  2. Pipelines, electrical distribution grids, cellphones, satellite longevity and communications
  3. Pandemics, health, and the Sun - Based on work by Tapping, Mathias, and Surkan, this section describes the strong "solar signal" observable in the timing of some pandemics, as well as possible radiation effects either from the sun or galactic in origin.
  4. Helio- and geo- magnetic fields - space weather forecasting etc etc I won't get a chance to look at this any time soon. For now refer to websites that will be put at some time in the references below...
  5. Ozone layer variations (comparison of astronomical influences with chloro-fluorocarbons, dusts etc)

30Nov-01Dec06 Canadian solar physics workshop, Montreal


13Oct06 Solar Modeling and Forecasting Presentations that I arranged for 13Oct06 in Ottawa. Speakers:

11May06 micro-Workshop on Canadian Solar Forecasting which I set up through Ian Clarke at the University of Ottawa, Geology Department. Speakers:


References: selected articles, mostly related to solar and climate
  1. Ken Tapping "Modeling solar irradiance: values and uncertainties" - presentation to the Engineering Institute of Canada's Climate Change Technology Conference, Ottawa, 12May06 http://www.ccc2006.ca/eng/index.html (not published yet as of May06)
  2. Julio Valdes, Graham Bonham-Carter "Time dependent neural network models for detecting changes of state in Earth and planetary processes" Proceedings of IJCNN 2005, International Joint Conference on Neural Networks.
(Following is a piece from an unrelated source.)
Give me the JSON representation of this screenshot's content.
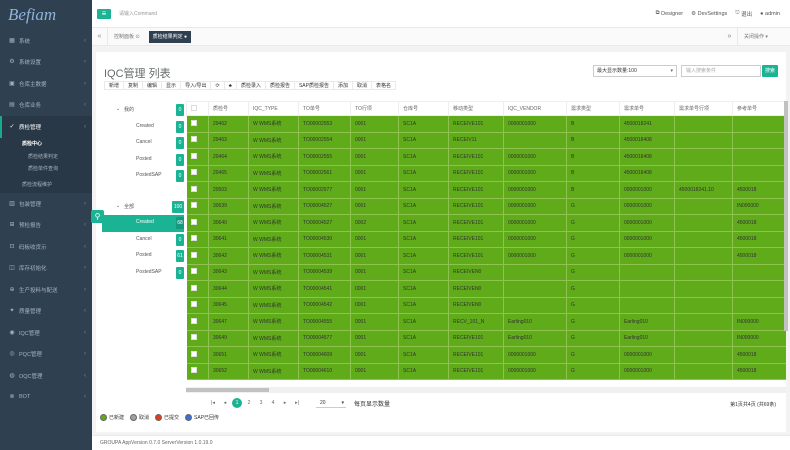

Montreal, paper #1439, pp????-????, 31 July – 4 August 2005.
  3. C1ay "Solar Cycle 25 could be one of the weakest in centuries" 11May2006 http://www.easternuswx.com/bb/lofiversion/index.php/t94927.html



Directory of available files for this webpage:



Updates: split out and expanded from previous webpage 04May07, original 06Oct06